** Your instructions **
Pick every line with "glyph" from the material below.

╭──

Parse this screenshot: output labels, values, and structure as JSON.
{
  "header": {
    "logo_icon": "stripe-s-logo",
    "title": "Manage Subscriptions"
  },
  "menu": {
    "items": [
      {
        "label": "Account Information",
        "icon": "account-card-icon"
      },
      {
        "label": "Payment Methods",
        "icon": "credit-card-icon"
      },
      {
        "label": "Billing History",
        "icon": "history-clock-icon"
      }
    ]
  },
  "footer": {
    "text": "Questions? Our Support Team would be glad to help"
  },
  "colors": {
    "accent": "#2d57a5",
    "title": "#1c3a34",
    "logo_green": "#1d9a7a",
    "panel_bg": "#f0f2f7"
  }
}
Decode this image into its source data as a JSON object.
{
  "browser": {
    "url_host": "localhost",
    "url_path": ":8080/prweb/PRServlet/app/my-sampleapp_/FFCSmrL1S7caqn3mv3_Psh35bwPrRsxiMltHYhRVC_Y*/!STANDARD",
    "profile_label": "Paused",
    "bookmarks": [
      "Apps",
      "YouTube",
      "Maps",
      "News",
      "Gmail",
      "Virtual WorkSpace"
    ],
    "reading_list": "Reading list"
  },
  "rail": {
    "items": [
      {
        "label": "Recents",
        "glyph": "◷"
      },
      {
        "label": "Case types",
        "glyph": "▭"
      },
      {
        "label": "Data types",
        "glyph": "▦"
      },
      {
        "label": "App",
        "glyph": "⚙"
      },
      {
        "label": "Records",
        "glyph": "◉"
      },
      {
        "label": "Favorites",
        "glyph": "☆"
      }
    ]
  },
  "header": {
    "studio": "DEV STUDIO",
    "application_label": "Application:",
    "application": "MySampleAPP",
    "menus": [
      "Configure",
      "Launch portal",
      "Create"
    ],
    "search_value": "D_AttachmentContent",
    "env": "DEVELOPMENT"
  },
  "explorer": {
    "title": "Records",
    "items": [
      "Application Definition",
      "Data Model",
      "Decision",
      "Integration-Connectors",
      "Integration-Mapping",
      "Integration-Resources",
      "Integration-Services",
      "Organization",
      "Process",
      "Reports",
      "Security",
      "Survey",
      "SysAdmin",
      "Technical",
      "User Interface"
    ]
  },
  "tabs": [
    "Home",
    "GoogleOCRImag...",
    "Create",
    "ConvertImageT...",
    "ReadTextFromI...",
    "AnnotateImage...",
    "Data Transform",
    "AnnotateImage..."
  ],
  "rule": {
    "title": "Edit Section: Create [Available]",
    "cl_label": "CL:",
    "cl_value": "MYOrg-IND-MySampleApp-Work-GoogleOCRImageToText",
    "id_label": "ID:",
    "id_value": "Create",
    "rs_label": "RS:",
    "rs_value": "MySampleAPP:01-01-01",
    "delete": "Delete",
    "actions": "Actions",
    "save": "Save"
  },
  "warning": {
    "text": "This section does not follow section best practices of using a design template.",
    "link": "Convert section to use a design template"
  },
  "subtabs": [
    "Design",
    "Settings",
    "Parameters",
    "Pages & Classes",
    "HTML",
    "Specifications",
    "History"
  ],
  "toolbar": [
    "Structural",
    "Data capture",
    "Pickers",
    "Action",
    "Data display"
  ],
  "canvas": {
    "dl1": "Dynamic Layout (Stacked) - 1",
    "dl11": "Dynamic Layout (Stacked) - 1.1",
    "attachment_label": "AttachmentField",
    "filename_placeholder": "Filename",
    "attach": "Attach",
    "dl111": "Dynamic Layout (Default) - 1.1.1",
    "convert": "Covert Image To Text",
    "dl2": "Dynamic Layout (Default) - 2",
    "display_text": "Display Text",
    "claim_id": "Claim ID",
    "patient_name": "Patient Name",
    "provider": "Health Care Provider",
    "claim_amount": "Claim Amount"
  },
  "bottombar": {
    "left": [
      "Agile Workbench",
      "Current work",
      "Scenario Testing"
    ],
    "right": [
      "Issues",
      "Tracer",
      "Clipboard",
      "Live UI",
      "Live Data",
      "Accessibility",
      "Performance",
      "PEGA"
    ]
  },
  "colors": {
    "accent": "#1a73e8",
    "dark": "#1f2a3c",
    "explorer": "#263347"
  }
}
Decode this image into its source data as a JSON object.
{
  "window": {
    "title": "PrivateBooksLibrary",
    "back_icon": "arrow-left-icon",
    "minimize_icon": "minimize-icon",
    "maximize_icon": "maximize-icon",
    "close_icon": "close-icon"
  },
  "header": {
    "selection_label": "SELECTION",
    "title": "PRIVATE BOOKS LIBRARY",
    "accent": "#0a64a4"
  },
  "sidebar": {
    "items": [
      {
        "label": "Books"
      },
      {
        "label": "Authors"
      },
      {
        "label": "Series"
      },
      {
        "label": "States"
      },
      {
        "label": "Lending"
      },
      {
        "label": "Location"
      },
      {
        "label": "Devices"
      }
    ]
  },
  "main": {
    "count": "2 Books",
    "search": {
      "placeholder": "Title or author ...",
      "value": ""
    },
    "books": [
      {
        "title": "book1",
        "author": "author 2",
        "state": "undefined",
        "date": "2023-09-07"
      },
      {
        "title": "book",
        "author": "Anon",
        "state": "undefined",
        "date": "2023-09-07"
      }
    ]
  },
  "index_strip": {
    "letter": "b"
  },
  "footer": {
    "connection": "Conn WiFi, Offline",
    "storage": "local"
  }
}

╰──
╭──

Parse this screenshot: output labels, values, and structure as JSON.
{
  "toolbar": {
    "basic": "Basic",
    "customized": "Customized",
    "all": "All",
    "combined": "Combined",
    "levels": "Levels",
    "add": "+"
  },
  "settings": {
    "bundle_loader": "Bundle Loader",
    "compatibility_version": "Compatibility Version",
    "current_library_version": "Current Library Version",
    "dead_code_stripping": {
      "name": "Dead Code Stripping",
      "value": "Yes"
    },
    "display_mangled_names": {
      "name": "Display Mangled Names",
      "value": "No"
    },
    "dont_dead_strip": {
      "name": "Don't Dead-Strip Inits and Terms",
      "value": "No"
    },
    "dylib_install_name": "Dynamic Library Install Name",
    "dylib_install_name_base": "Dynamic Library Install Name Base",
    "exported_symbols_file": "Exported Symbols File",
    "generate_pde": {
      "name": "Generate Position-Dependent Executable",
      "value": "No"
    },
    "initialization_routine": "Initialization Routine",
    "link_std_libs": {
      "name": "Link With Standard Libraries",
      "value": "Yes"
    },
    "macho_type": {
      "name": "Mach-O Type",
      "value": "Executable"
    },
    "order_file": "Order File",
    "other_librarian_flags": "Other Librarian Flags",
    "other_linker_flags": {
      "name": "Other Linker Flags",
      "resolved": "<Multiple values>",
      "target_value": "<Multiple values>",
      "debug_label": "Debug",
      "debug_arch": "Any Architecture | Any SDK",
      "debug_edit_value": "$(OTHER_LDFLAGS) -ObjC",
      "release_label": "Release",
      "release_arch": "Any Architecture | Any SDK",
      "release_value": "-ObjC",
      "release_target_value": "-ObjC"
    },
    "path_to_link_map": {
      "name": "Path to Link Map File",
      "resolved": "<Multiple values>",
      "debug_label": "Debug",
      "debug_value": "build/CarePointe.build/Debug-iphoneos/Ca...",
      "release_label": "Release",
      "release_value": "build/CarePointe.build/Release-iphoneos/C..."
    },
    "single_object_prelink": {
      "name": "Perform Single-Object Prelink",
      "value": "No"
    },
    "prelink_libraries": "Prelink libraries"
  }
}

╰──
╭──

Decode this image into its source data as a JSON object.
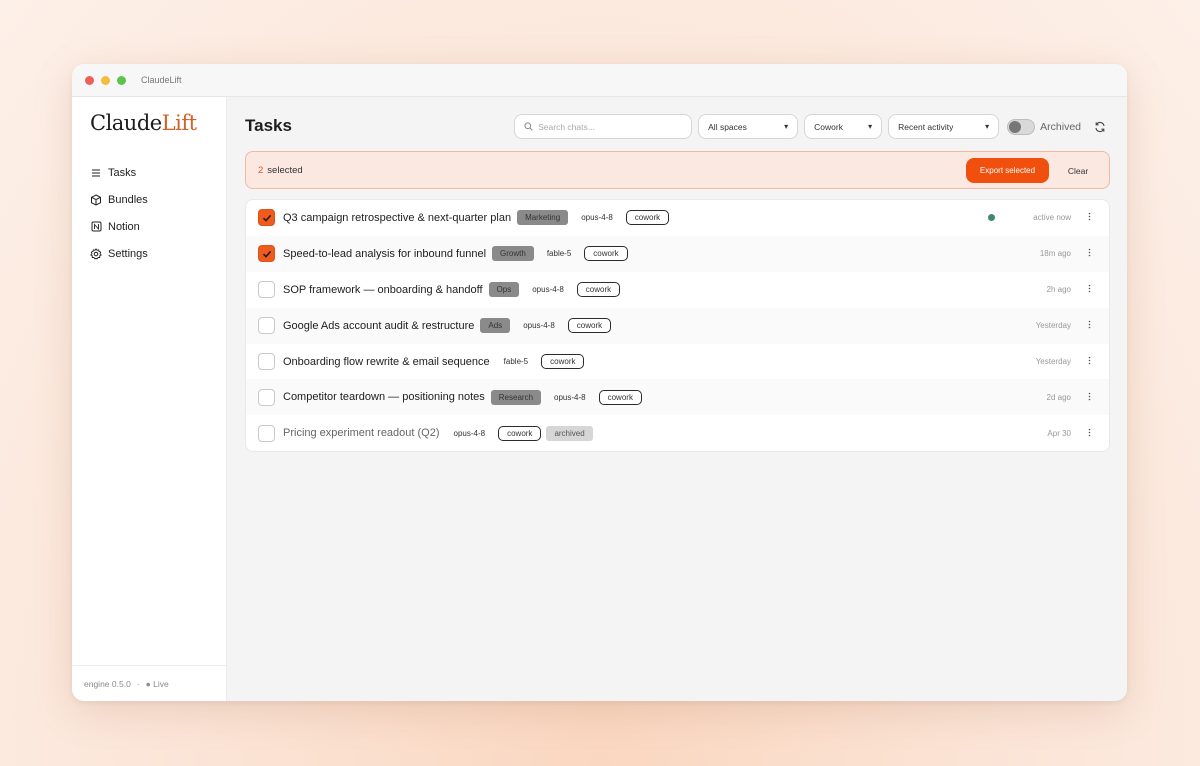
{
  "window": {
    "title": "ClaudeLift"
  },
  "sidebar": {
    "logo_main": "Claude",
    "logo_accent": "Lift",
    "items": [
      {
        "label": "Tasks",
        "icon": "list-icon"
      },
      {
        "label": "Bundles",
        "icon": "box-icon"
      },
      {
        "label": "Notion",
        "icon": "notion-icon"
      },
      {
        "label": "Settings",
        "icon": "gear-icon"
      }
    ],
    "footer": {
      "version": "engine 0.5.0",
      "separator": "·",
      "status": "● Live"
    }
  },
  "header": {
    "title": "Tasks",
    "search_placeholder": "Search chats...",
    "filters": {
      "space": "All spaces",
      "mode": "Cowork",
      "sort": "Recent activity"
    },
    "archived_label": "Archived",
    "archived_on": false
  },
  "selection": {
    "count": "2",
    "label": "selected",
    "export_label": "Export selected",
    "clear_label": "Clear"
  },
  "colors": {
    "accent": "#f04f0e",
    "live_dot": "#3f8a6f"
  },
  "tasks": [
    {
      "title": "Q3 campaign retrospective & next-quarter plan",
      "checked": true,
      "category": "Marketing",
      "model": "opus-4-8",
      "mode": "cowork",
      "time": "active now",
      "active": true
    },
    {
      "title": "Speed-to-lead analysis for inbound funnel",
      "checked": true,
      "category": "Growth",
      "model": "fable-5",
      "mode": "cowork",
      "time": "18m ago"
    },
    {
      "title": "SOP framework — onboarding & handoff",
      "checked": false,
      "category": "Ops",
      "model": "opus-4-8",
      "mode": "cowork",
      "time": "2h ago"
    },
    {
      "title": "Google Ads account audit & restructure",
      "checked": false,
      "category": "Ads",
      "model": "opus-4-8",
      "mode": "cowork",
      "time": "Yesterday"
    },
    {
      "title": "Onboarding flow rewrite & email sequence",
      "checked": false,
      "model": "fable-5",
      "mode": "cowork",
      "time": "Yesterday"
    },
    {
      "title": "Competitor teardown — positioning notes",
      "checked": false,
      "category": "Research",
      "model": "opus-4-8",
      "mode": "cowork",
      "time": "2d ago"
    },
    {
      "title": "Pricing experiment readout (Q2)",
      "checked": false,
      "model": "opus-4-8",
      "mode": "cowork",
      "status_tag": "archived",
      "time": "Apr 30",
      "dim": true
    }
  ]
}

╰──

** Output of the task **
        "glyph": "◷"
        "glyph": "▭"
        "glyph": "▦"
        "glyph": "⚙"
        "glyph": "◉"
        "glyph": "☆"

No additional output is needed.